Asia offers an astounding variety of travel destinations. There are so many, in fact, that it can be difficult to decide where to go first and which to miss because of time constraints. The reality is that it's impossible to cover them all in one trip unless you're lucky enough to have plenty of time and money to spare.
My colleagues atHumane Society International's India office in Hyderabad are celebrating an historic #BeCrueltyFree campaign victory this week: India has banned the import of cosmetic products and ingredients newly tested on animals, and now becomes the first cruelty-free cosmetics zone in South Asia.
It's a very black stain against it that the government of India has refused to dismantle a legal framework that allows a man to have non consensual sex with any woman (whatever his relationship to her), or to dismantle a legal framework that allows a man to legally have sex (consensual or not) with a fifteen year old child.
Although she is absolutely right, not all countries measure gender equality on a pay scale. In many communities in India, for example, a housewife is seen as being of equal value to a breadwinner, or priceless. And for any feminist approach to work effectively in the country, it needs to recognise the distinct values upheld by such cultures.
It's a sad day when I - a journalism student - am able to say with absolute confidence that I know more about what makes "news" than India's leading national paper. I don't mean to imply that I'm a journalism guru, but recent events have proved it's not very difficult for anyone to claim they have a better sense of the news agenda than the Times Of India.
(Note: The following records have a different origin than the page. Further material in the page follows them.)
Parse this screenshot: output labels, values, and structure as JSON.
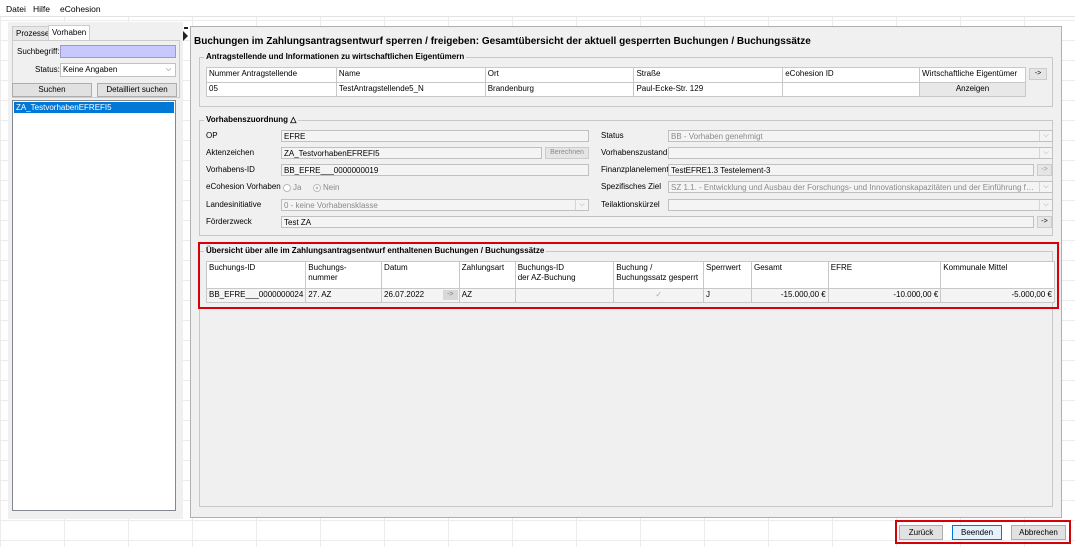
{
  "menu": {
    "datei": "Datei",
    "hilfe": "Hilfe",
    "ecohesion": "eCohesion"
  },
  "left": {
    "tab_prozesse": "Prozesse",
    "tab_vorhaben": "Vorhaben",
    "suchbegriff_label": "Suchbegriff:",
    "suchbegriff_value": "",
    "status_label": "Status:",
    "status_value": "Keine Angaben",
    "suchen": "Suchen",
    "detailliert": "Detailliert suchen",
    "items": [
      "ZA_TestvorhabenEFREFI5"
    ]
  },
  "main": {
    "title": "Buchungen im Zahlungsantragsentwurf sperren / freigeben: Gesamtübersicht der aktuell gesperrten Buchungen / Buchungssätze",
    "antrag": {
      "title": "Antragstellende und Informationen zu wirtschaftlichen Eigentümern",
      "headers": [
        "Nummer Antragstellende",
        "Name",
        "Ort",
        "Straße",
        "eCohesion ID",
        "Wirtschaftliche Eigentümer"
      ],
      "row": [
        "05",
        "TestAntragstellende5_N",
        "Brandenburg",
        "Paul-Ecke-Str. 129",
        "",
        "Anzeigen"
      ],
      "arrow": "->"
    },
    "vorhaben": {
      "title": "Vorhabenszuordnung △",
      "op_label": "OP",
      "op": "EFRE",
      "akten_label": "Aktenzeichen",
      "akten": "ZA_TestvorhabenEFREFI5",
      "berechnen": "Berechnen",
      "vid_label": "Vorhabens-ID",
      "vid": "BB_EFRE___0000000019",
      "ecv_label": "eCohesion Vorhaben",
      "ja": "Ja",
      "nein": "Nein",
      "landes_label": "Landesinitiative",
      "landes": "0 - keine Vorhabensklasse",
      "foerder_label": "Förderzweck",
      "foerder": "Test ZA",
      "status_label": "Status",
      "status": "BB - Vorhaben genehmigt",
      "zustand_label": "Vorhabenszustand",
      "zustand": "",
      "finanz_label": "Finanzplanelement",
      "finanz": "TestEFRE1.3 Testelement-3",
      "ziel_label": "Spezifisches Ziel",
      "ziel": "SZ 1.1. - Entwicklung und Ausbau der Forschungs- und Innovationskapazitäten und der Einführung fortsch...",
      "teil_label": "Teilaktionskürzel",
      "teil": "",
      "arrow": "->"
    },
    "buchungen": {
      "title": "Übersicht über alle im Zahlungsantragsentwurf enthaltenen Buchungen / Buchungssätze",
      "headers": [
        "Buchungs-ID",
        "Buchungs-\nnummer",
        "Datum",
        "Zahlungsart",
        "Buchungs-ID\nder AZ-Buchung",
        "Buchung /\nBuchungssatz gesperrt",
        "Sperrwert",
        "Gesamt",
        "EFRE",
        "Kommunale Mittel"
      ],
      "row": [
        "BB_EFRE___0000000024",
        "27. AZ",
        "26.07.2022",
        "AZ",
        "",
        "✓",
        "J",
        "-15.000,00 €",
        "-10.000,00 €",
        "-5.000,00 €"
      ],
      "arrow": "->"
    }
  },
  "footer": {
    "zurueck": "Zurück",
    "beenden": "Beenden",
    "abbrechen": "Abbrechen"
  }
}
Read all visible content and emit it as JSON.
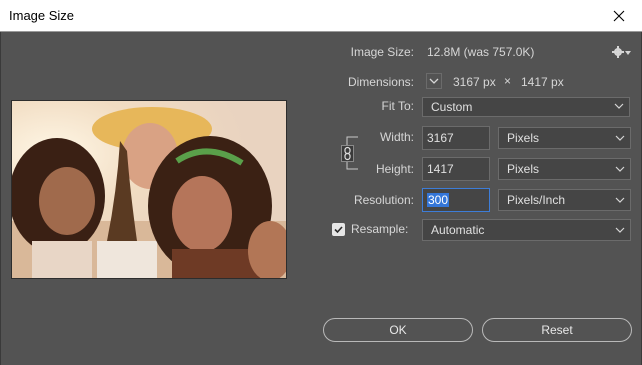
{
  "window": {
    "title": "Image Size"
  },
  "image_size": {
    "label": "Image Size:",
    "value": "12.8M (was 757.0K)"
  },
  "dimensions": {
    "label": "Dimensions:",
    "width": "3167 px",
    "times": "×",
    "height": "1417 px"
  },
  "fit_to": {
    "label": "Fit To:",
    "value": "Custom"
  },
  "width": {
    "label": "Width:",
    "value": "3167",
    "unit": "Pixels"
  },
  "height": {
    "label": "Height:",
    "value": "1417",
    "unit": "Pixels"
  },
  "resolution": {
    "label": "Resolution:",
    "value": "300",
    "unit": "Pixels/Inch"
  },
  "resample": {
    "label": "Resample:",
    "checked": true,
    "value": "Automatic"
  },
  "buttons": {
    "ok": "OK",
    "reset": "Reset"
  },
  "icons": {
    "close": "close-icon",
    "gear": "gear-icon",
    "chevron": "chevron-down-icon",
    "link": "chain-link-icon",
    "check": "checkmark-icon"
  },
  "colors": {
    "background": "#535353",
    "focus": "#3476d8"
  }
}
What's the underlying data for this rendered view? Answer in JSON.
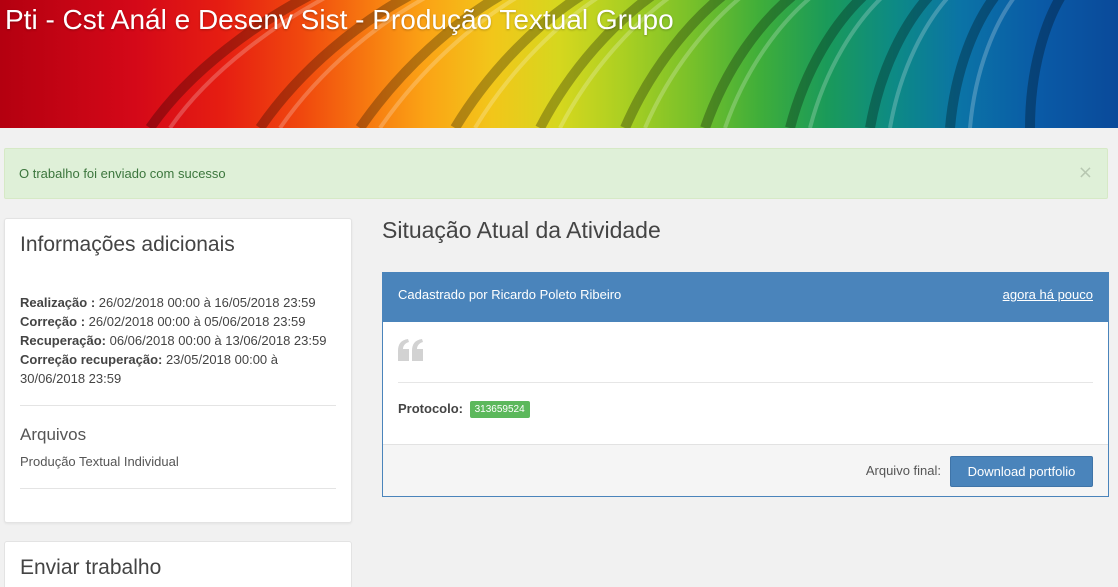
{
  "banner": {
    "title": "Pti - Cst Anál e Desenv Sist - Produção Textual Grupo"
  },
  "alert": {
    "message": "O trabalho foi enviado com sucesso",
    "close_glyph": "×"
  },
  "sidebar": {
    "info_title": "Informações adicionais",
    "dates": [
      {
        "label": "Realização :",
        "value": " 26/02/2018 00:00 à 16/05/2018 23:59"
      },
      {
        "label": "Correção :",
        "value": " 26/02/2018 00:00 à 05/06/2018 23:59"
      },
      {
        "label": "Recuperação:",
        "value": " 06/06/2018 00:00 à 13/06/2018 23:59"
      },
      {
        "label": "Correção recuperação:",
        "value": " 23/05/2018 00:00 à 30/06/2018 23:59"
      }
    ],
    "files_title": "Arquivos",
    "file_name": "Produção Textual Individual",
    "send_title": "Enviar trabalho"
  },
  "main": {
    "title": "Situação Atual da Atividade",
    "card": {
      "author": "Cadastrado por Ricardo Poleto Ribeiro",
      "time": "agora há pouco",
      "quote_icon": "quote-left-icon",
      "protocol_label": "Protocolo:",
      "protocol_value": "313659524",
      "final_file_label": "Arquivo final:",
      "download_label": "Download portfolio"
    }
  },
  "colors": {
    "primary": "#4a84bb",
    "success_bg": "#dff0d8",
    "success_text": "#3c763d",
    "badge": "#5cb85c",
    "page_bg": "#f1f1f1"
  }
}
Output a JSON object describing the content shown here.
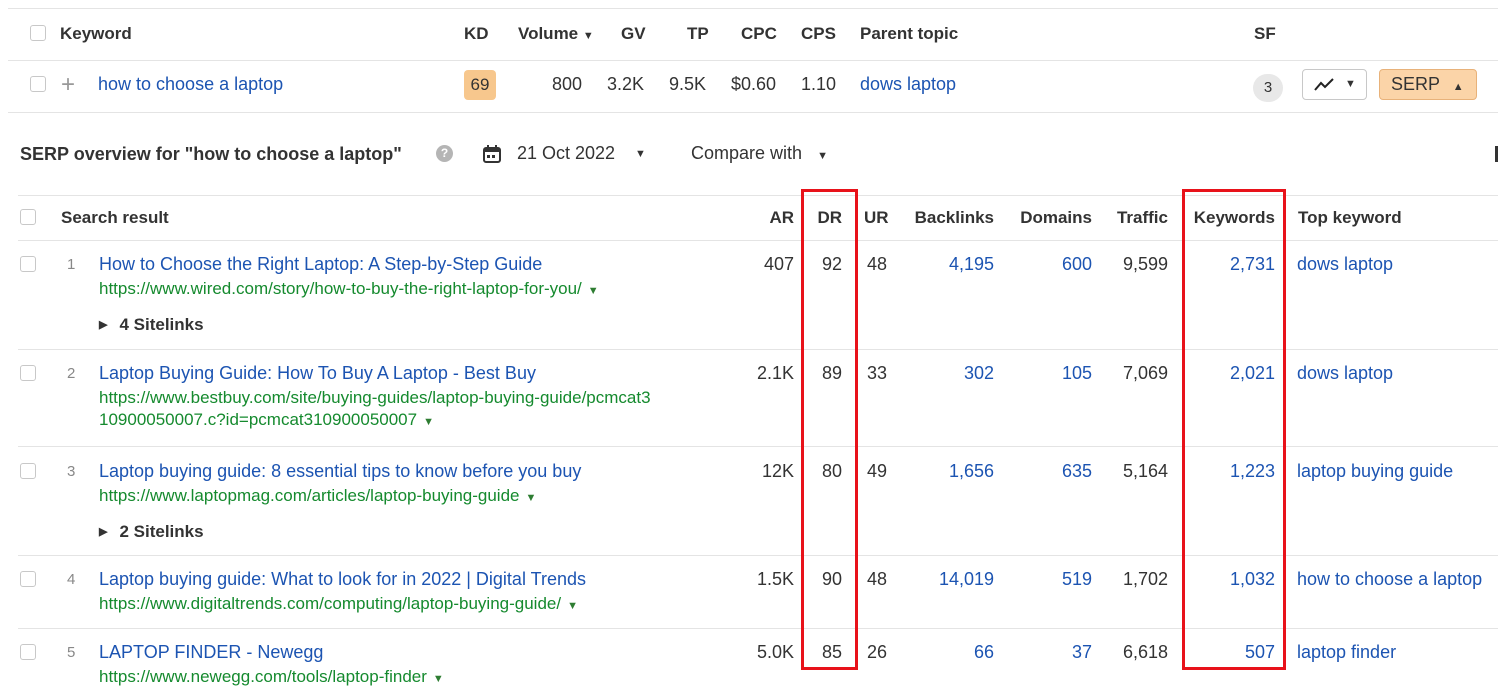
{
  "keywords_table": {
    "headers": {
      "keyword": "Keyword",
      "kd": "KD",
      "volume": "Volume",
      "gv": "GV",
      "tp": "TP",
      "cpc": "CPC",
      "cps": "CPS",
      "parent_topic": "Parent topic",
      "sf": "SF"
    },
    "row": {
      "keyword": "how to choose a laptop",
      "kd": "69",
      "volume": "800",
      "gv": "3.2K",
      "tp": "9.5K",
      "cpc": "$0.60",
      "cps": "1.10",
      "parent_topic": "dows laptop",
      "sf_count": "3",
      "serp_button": "SERP"
    }
  },
  "serp_overview": {
    "title": "SERP overview for \"how to choose a laptop\"",
    "date": "21 Oct 2022",
    "compare_label": "Compare with",
    "headers": {
      "search_result": "Search result",
      "ar": "AR",
      "dr": "DR",
      "ur": "UR",
      "backlinks": "Backlinks",
      "domains": "Domains",
      "traffic": "Traffic",
      "keywords": "Keywords",
      "top_keyword": "Top keyword"
    },
    "rows": [
      {
        "pos": "1",
        "title": "How to Choose the Right Laptop: A Step-by-Step Guide",
        "url": "https://www.wired.com/story/how-to-buy-the-right-laptop-for-you/",
        "url2": "",
        "ar": "407",
        "dr": "92",
        "ur": "48",
        "backlinks": "4,195",
        "domains": "600",
        "traffic": "9,599",
        "keywords": "2,731",
        "top_keyword": "dows laptop",
        "sitelinks": "4 Sitelinks"
      },
      {
        "pos": "2",
        "title": "Laptop Buying Guide: How To Buy A Laptop - Best Buy",
        "url": "https://www.bestbuy.com/site/buying-guides/laptop-buying-guide/pcmcat3",
        "url2": "10900050007.c?id=pcmcat310900050007",
        "ar": "2.1K",
        "dr": "89",
        "ur": "33",
        "backlinks": "302",
        "domains": "105",
        "traffic": "7,069",
        "keywords": "2,021",
        "top_keyword": "dows laptop",
        "sitelinks": ""
      },
      {
        "pos": "3",
        "title": "Laptop buying guide: 8 essential tips to know before you buy",
        "url": "https://www.laptopmag.com/articles/laptop-buying-guide",
        "url2": "",
        "ar": "12K",
        "dr": "80",
        "ur": "49",
        "backlinks": "1,656",
        "domains": "635",
        "traffic": "5,164",
        "keywords": "1,223",
        "top_keyword": "laptop buying guide",
        "sitelinks": "2 Sitelinks"
      },
      {
        "pos": "4",
        "title": "Laptop buying guide: What to look for in 2022 | Digital Trends",
        "url": "https://www.digitaltrends.com/computing/laptop-buying-guide/",
        "url2": "",
        "ar": "1.5K",
        "dr": "90",
        "ur": "48",
        "backlinks": "14,019",
        "domains": "519",
        "traffic": "1,702",
        "keywords": "1,032",
        "top_keyword": "how to choose a laptop",
        "sitelinks": ""
      },
      {
        "pos": "5",
        "title": "LAPTOP FINDER - Newegg",
        "url": "https://www.newegg.com/tools/laptop-finder",
        "url2": "",
        "ar": "5.0K",
        "dr": "85",
        "ur": "26",
        "backlinks": "66",
        "domains": "37",
        "traffic": "6,618",
        "keywords": "507",
        "top_keyword": "laptop finder",
        "sitelinks": ""
      }
    ]
  },
  "colors": {
    "link": "#1c54b2",
    "url": "#158a2e",
    "highlight": "#e8121a",
    "kd_badge": "#f7c78d",
    "serp_button": "#fbd4a8"
  },
  "icons": [
    "plus-icon",
    "help-icon",
    "calendar-icon",
    "dropdown-caret-icon",
    "trend-chart-icon",
    "expand-triangle-icon"
  ]
}
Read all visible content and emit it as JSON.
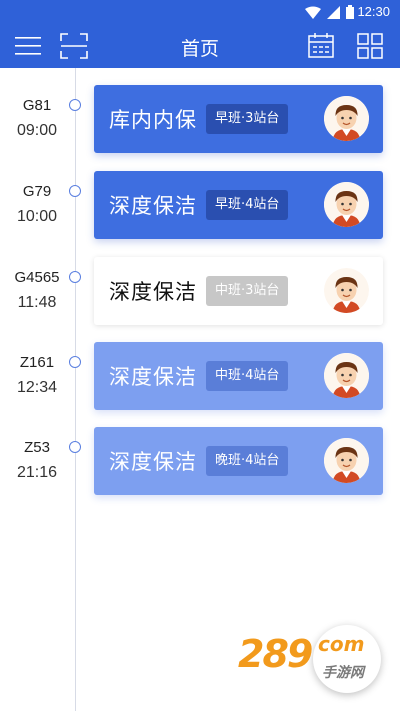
{
  "status_bar": {
    "time": "12:30"
  },
  "app_bar": {
    "title": "首页"
  },
  "schedule": [
    {
      "train": "G81",
      "time": "09:00",
      "task": "库内内保",
      "shift": "早班·3站台",
      "state": "active"
    },
    {
      "train": "G79",
      "time": "10:00",
      "task": "深度保洁",
      "shift": "早班·4站台",
      "state": "active"
    },
    {
      "train": "G4565",
      "time": "11:48",
      "task": "深度保洁",
      "shift": "中班·3站台",
      "state": "inactive"
    },
    {
      "train": "Z161",
      "time": "12:34",
      "task": "深度保洁",
      "shift": "中班·4站台",
      "state": "faded"
    },
    {
      "train": "Z53",
      "time": "21:16",
      "task": "深度保洁",
      "shift": "晚班·4站台",
      "state": "faded"
    }
  ],
  "watermark": {
    "main": "289",
    "domain": "com",
    "sub": "手游网"
  },
  "colors": {
    "primary": "#2f61d8",
    "card_active": "#3e6ee0",
    "card_faded": "#7d9ff0",
    "accent": "#f29a1c"
  }
}
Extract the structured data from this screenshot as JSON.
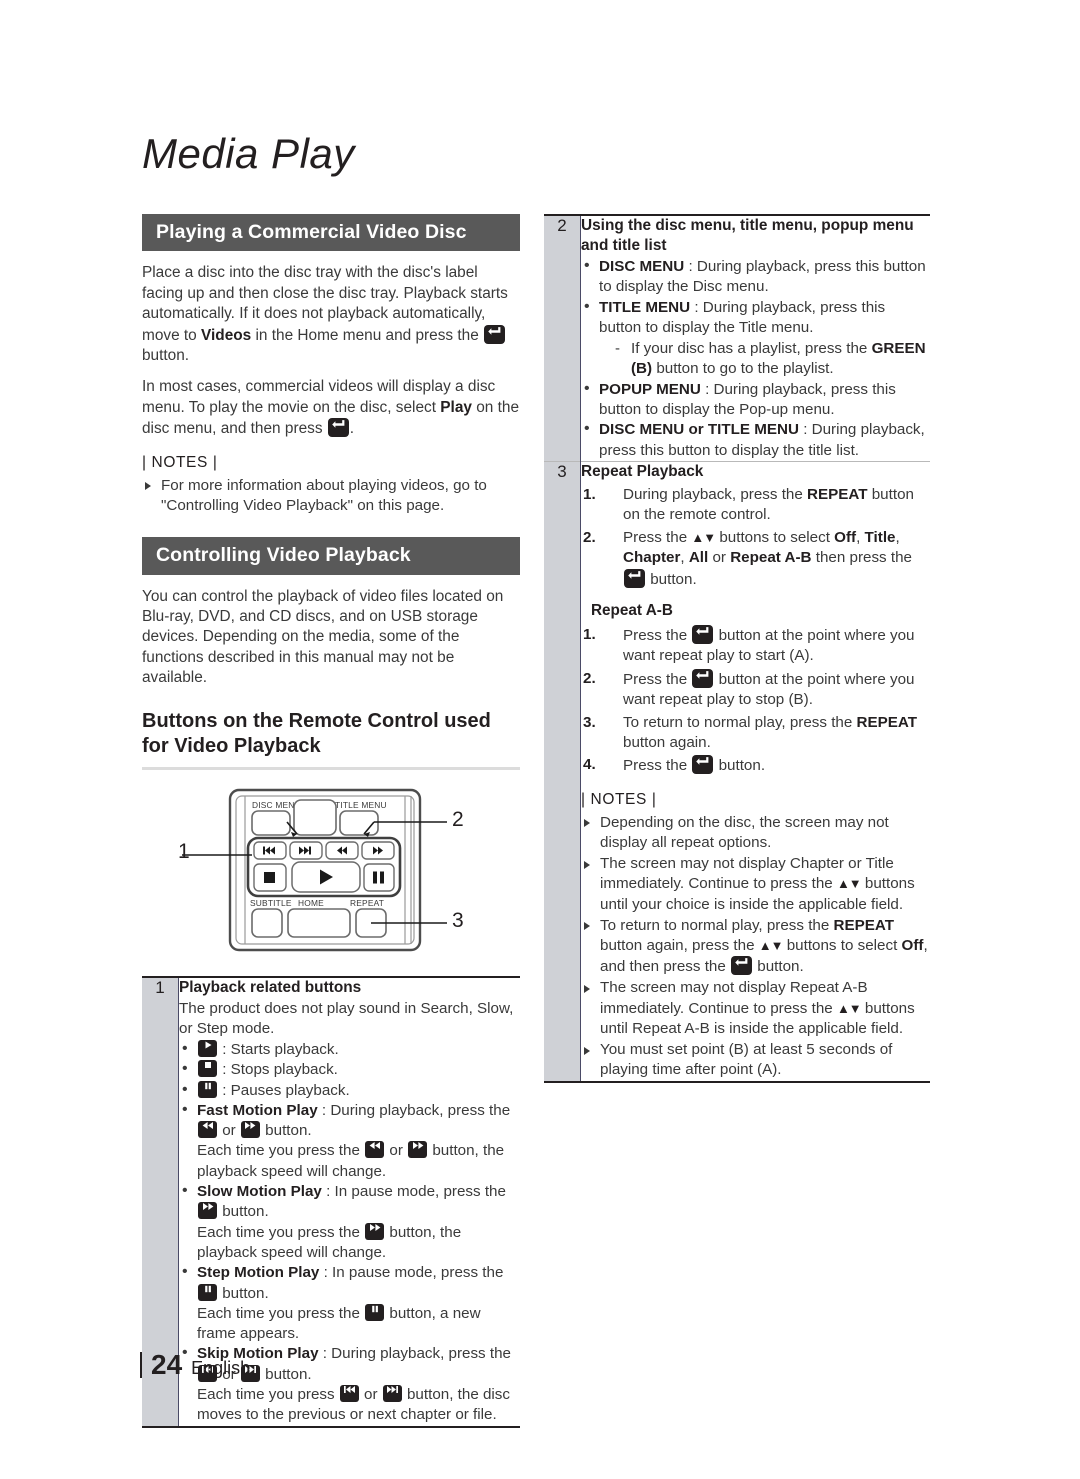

Given China's continuation of a broadly Anglo-Saxon model of economics and manufacture, instead of one derived from her own exemplary past - which in turn equates to a lost opportunity for all global consumers - the inherent 'Indianess' of Prime Minister Modi's manufacturing vision may ultimately be good news for all of us.